In 1953, the station moved to 1550 kHz, and raised daytime power to 5 kW, with 500 watts at night and different directional patterns day and night.  The daytime directional pattern was dropped in 1954.  The format around this time was Adult Easy Listening.  The station was acquired by Smith Broadcasting in 1958.  They flipped the format to Top 40 and changed calls to WAAY.  Some DJs quit because they didn't like the "new sound", and a petition was circulated to do away with rock and roll radio in town.  It must have little effect, because by 1963, this was Huntsville's dominant Top 40 player. 

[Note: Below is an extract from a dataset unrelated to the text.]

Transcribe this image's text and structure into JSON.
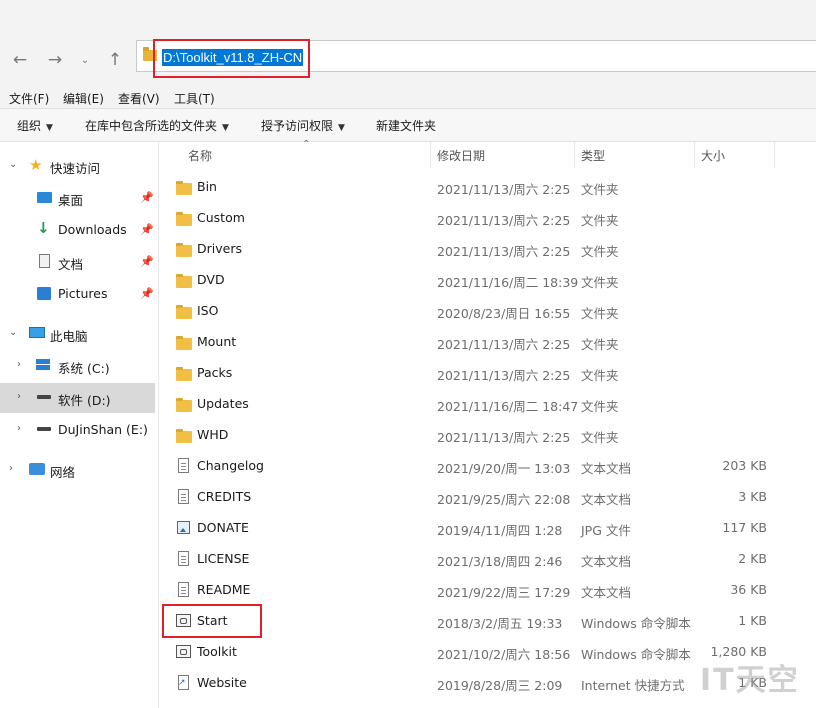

Smith Broadcasting purchased the struggling TV station WAFG in 1963, changing it to WAAY-TV.

The station debuted a much more powerful daytime signal in 1980, when it added a 50 kW daytime signal broadcast from a new site off Pulaski Pike.  The directional nighttime signal remained 500 watts, from the older site closer to Huntsville.  Interestingly, there was a petition to deny the upgrade filed by the station's in-town rivals at Powell Broadcasting, but that petition was denied.  In 1983, the station began broadcasting in the Kahn stereo system.  Unfortunately, despite stereo sound and a bigger signal, the 80's were the end of Top 40's AM era.  That year, Athens-licensed 104.3 MHz flipped to Top 40 as WZYP and immediately dominated the ears of local listeners.  Around the same time, the owner, M. D. Smith, III, had a heart attack.  The station finally gave up and changed to a Satellite Music Corporation-fed Adult Contemporary format in the winter of 1985.  The station suffered several years of financial losses, and was taken off the air in 1988 while the estate of Mr. Smith looked for new buyers.  United Communications purchased the station for $300,000 in 1989 and returned it to the airwaves with a Black Gospel music format as WAAJ.

The station suffered heavy financial losses and was off the air again in the early 90s.  In 1992, the original studios were demolished, and the old equipment and transmitter were sold off.  Ownership of the license reverted back to the Smith family estate.  A minority partnership known as M. B. Associates purchased the station in 1993 and returned it to the air with a Black Gospel format, as WLOR. 

The station was acquired by STG Media in mid-2000.  They flipped the format to Urban Oldies as "Jammin' 1550".  In early 2001, the oldies were de-emphasized at the behest of the Tom Joyner Morning Show.  The station flipped to a regular Oldies format in June 2008, when it picked up the satellite-fed "Scott Shannon's True Oldies" format from ABC Radio Networks.  A year later in June 2009, the station picked up its first FM translator, Capshaw-licensed W251AC on 98.1 MHz. 

STG Media eventually became known as Black Crow Radio, LLC; they filed for bankruptcy in 2010 and sold the station to Southern Stone Communications in December 2011. 
In the early spring of 2014 the station shifted focus back to Urban Oldies, picking up the Steve Harvey Show from the now-defunct Hot 103.5.  In March of 2016 the translator changed from a directional antenna pattern to a non-directional one, albeit with slightly less power; the end result was still improved coverage of the metro area.  Around this time it was noted that the format was tweaked a bit to include the occasional current hit, not just old school R&B hits.  In early December 2016 the station received a permit to cut the daytime power from 50 kW to 28 kW, and to drop from 500 to just 15 watts at night, and to drop the three tower directional array completely.

The station flipped from its longtime urban oldies format to classic hip-hop and R&B as "98.1 The Beat" on 1 February 2017.